Maybe you live far away now, yet your roots reach back to the Rhine. The most heartfelt words about the Rhineland I found in Heinrich Heine’s “Germany. A Winter’s Tale” and in the “Reminiscences” of Carl Schurz.
Since 1827, Heine’s work was censured, since 1833 it was forbidden in the State of Prussia, and thereby in his native Rhineland. Heine left Germany in 1831, to spend the remainder of his life in France. He only once came back, in 1843, and he wrote “Deutschland. Ein Wintermärchen” (Germany. A Winter’s Tale).
Schurz, a young student in Bonn, had to flee after the failed revolution of 1848/49. In 1852, he and his wife Margarethe immigrated to the United States where Carl became a great statesman.

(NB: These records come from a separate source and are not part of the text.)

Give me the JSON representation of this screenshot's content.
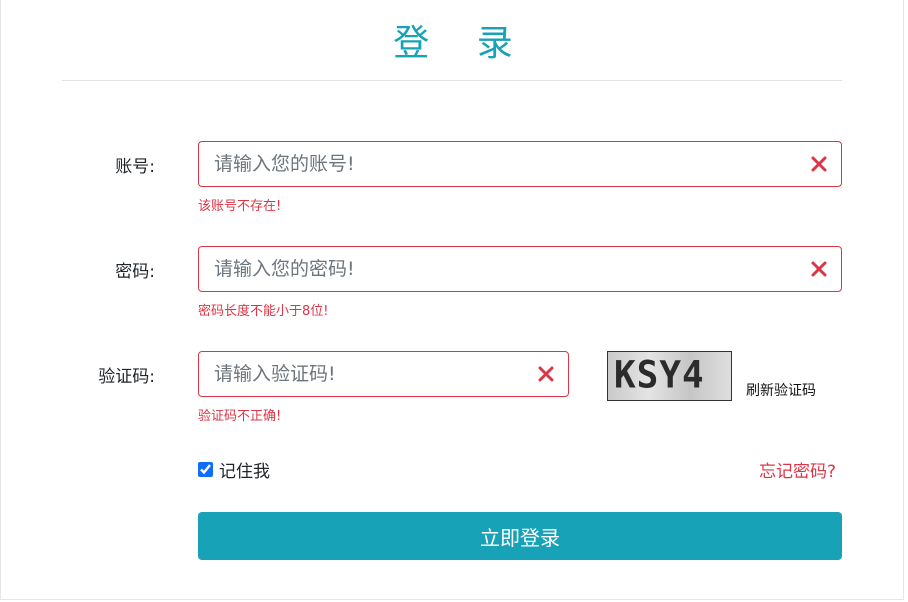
{
  "title": "登 录",
  "form": {
    "account": {
      "label": "账号:",
      "placeholder": "请输入您的账号!",
      "value": "",
      "error": "该账号不存在!"
    },
    "password": {
      "label": "密码:",
      "placeholder": "请输入您的密码!",
      "value": "",
      "error": "密码长度不能小于8位!"
    },
    "captcha": {
      "label": "验证码:",
      "placeholder": "请输入验证码!",
      "value": "",
      "error": "验证码不正确!",
      "image_text": "KSY4",
      "refresh_label": "刷新验证码"
    },
    "remember": {
      "label": "记住我",
      "checked": true
    },
    "forgot_label": "忘记密码?",
    "submit_label": "立即登录"
  },
  "colors": {
    "accent": "#17a2b8",
    "error": "#dc3545"
  },
  "icons": {
    "clear": "close-x-icon"
  }
}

We have an emigrants’ story for you, At home on the Rhine and in America. It begins in the Rhineland around 1715, when our region lay in ruins after two wars, and ends after the Great War when Allied forces occupied the Rhineland. So it is about Rhineland/German and American history, but the historical events just set the stage for the people and tells the story of a family that is at home on both sides of the Atlantic.